The military called from downstairs to say that the troops were coming to our room now and that the Prince would be allowed to leave the country.
He turned to me: "Please do not leave me. I will only leave if you go with me to the airport in the same car. They may not take me to the airport."
There was a strong knock on the door and I went to open it. A score of heavily armed soldiers and security police waited in the hallway as Twining and Co-Minister of Interior You Hockry entered alone. The four of us sat down.
Hockry asked me to leave. Prince Chakrapong asked that I stay. I said nothing.
"We will promise your safety to the airport. I promise there will be no guns on the plane. The best thing for us it to bring you safely to the airport," Hokry told the Prince.
Men were sent to get passports and luggage at Chakrapong's house. A Malaysian Airlines plane was held on the tarmac at Pochentong as Chakrapong was assured that he would be allowed to safely leave the country.
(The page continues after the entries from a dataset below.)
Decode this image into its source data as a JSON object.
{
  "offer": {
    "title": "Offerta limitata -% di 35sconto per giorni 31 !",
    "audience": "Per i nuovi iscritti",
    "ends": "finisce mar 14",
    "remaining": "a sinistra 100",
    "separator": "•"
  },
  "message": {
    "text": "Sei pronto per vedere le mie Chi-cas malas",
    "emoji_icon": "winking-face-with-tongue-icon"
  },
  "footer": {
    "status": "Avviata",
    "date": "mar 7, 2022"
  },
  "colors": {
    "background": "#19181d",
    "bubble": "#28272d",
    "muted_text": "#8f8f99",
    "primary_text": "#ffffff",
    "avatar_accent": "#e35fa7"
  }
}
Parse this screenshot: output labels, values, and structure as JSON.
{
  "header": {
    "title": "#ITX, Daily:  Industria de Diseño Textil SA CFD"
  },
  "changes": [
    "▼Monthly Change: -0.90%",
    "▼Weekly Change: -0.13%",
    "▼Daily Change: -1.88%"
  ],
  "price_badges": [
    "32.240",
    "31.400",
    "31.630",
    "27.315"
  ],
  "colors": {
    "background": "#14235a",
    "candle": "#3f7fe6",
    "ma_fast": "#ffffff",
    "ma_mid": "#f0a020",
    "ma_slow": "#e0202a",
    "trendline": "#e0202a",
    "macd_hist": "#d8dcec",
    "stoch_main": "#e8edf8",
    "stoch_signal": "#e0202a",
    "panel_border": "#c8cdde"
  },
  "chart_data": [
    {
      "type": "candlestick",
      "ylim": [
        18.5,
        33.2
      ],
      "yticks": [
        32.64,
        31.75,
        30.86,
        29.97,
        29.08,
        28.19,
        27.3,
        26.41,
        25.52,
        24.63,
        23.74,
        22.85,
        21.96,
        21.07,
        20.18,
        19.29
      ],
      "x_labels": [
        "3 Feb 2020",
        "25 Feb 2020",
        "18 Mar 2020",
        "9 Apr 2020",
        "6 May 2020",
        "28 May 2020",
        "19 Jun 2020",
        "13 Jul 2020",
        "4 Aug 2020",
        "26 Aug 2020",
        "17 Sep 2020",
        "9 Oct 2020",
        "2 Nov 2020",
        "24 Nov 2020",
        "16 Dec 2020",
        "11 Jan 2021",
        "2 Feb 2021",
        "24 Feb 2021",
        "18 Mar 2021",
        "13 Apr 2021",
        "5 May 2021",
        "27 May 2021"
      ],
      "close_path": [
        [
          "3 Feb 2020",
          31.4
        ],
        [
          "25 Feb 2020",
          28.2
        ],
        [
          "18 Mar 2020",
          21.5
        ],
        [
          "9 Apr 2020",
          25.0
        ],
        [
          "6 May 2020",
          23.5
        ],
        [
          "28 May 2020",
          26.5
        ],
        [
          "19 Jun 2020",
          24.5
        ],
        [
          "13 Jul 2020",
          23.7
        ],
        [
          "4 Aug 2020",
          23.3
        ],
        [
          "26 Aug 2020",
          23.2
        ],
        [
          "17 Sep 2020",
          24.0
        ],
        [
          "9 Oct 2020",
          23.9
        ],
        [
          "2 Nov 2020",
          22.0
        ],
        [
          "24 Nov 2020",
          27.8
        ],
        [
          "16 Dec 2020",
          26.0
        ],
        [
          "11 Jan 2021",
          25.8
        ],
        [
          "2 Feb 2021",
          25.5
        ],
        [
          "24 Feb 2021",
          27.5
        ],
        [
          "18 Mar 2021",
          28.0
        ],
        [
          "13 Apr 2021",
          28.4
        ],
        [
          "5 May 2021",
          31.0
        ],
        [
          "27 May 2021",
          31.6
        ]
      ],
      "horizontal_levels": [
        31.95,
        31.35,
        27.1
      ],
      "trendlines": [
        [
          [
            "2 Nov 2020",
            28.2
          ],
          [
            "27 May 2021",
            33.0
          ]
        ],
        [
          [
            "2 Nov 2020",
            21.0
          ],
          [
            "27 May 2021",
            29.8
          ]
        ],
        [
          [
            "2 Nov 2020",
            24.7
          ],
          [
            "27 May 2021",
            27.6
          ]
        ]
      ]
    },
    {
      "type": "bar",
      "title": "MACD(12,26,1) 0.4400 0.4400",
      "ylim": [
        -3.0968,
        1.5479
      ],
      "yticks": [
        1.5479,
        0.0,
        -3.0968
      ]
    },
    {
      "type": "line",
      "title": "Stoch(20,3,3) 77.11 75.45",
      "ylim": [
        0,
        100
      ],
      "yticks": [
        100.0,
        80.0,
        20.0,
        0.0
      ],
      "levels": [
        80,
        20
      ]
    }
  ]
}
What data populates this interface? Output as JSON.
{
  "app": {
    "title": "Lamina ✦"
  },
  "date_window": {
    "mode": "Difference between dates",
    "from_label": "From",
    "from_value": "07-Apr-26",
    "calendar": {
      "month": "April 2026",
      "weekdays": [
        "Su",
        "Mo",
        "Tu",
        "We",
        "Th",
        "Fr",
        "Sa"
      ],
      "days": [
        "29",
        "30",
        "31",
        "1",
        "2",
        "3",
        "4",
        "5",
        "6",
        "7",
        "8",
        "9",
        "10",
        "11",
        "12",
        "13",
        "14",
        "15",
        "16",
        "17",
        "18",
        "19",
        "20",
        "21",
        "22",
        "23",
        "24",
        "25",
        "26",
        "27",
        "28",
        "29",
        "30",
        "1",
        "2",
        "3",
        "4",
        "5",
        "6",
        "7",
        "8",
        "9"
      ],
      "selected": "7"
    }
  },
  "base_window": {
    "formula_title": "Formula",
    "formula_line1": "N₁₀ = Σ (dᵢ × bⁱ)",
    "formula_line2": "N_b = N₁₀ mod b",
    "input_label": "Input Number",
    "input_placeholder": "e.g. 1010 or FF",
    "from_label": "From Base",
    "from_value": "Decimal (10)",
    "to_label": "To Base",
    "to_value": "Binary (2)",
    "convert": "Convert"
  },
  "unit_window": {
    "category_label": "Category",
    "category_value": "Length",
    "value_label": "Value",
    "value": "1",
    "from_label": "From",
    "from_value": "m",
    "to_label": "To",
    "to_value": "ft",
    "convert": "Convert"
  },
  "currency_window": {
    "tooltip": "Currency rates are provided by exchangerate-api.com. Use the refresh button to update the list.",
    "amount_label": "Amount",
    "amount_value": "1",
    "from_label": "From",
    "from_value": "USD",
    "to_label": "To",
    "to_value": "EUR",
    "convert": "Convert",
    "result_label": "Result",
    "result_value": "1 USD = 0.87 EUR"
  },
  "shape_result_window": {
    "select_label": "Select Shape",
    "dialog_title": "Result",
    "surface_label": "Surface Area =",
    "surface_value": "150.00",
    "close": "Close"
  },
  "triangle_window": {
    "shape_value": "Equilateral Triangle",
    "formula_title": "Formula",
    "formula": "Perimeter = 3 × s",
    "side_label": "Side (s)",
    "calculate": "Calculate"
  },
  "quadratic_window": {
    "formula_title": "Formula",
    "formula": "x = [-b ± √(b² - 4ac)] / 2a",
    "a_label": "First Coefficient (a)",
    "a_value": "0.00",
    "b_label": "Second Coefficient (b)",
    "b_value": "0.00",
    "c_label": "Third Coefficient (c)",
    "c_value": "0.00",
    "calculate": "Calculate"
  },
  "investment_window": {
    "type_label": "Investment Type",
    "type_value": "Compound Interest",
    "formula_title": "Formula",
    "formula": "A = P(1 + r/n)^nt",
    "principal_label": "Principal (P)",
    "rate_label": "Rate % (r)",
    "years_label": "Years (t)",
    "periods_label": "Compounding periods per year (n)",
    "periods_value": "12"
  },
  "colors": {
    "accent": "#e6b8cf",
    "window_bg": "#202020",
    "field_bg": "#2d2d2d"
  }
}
The behavior of several Ministry of Interior police, who were poised to arrest the Prince until minutes before, now went through a bizarre somersault. They entered the room crouched on their knees and hands clasped to their heads in deference to Royalty as they went about their business preparing to send him to exile.
The Interior Minister said that Chakrapong's alleged collaborator, Sin Song, had confessed. "I think that one or two people cannot do this kind of thing. There will be more arrests," he said. Chakrapong stared blankly, with a mixed expression of anger and fear.
At one point, while, we waited for the motorcade and luggage downstairs, Twining turned to Hockry.
"I just remembered, there will be a fireworks display this afternoon at the fourth of July celebration," he said, suddenly realizing that, as a jittery city emerged from an attempted coup, explosions in the city might not be timely.
"Do you have authorization?" the Minister shot back to the Ambassador, with an alarmed look on his face.
When the mobile phone rang to say that the motorcade of troops was ready, we left the room to walk to the street. Hotel staff and soldiers clasped their hands and knelt in respect as Chakrapong was led by a bevy of sunglassed, automatic weapon-toting officials through a throng of cameras waiting on the street.
Shoved into a sleek Toyota with black tinted windows, we were whisked to the airport in a convoy of a score of cars, including one with Twining. Streets were blocked off and hundreds of people lined them to watch the motorcade pass. The plane was waiting at the airport, full of curious passengers, as Chakrapong was whisked on board and the flight departed.
He called several hours later from Malaysia saying: " I want to thank you sincerely for saving my life. They would have killed me if you had not come. I am innocent. I was not involved in anything. Tell them I am innocent."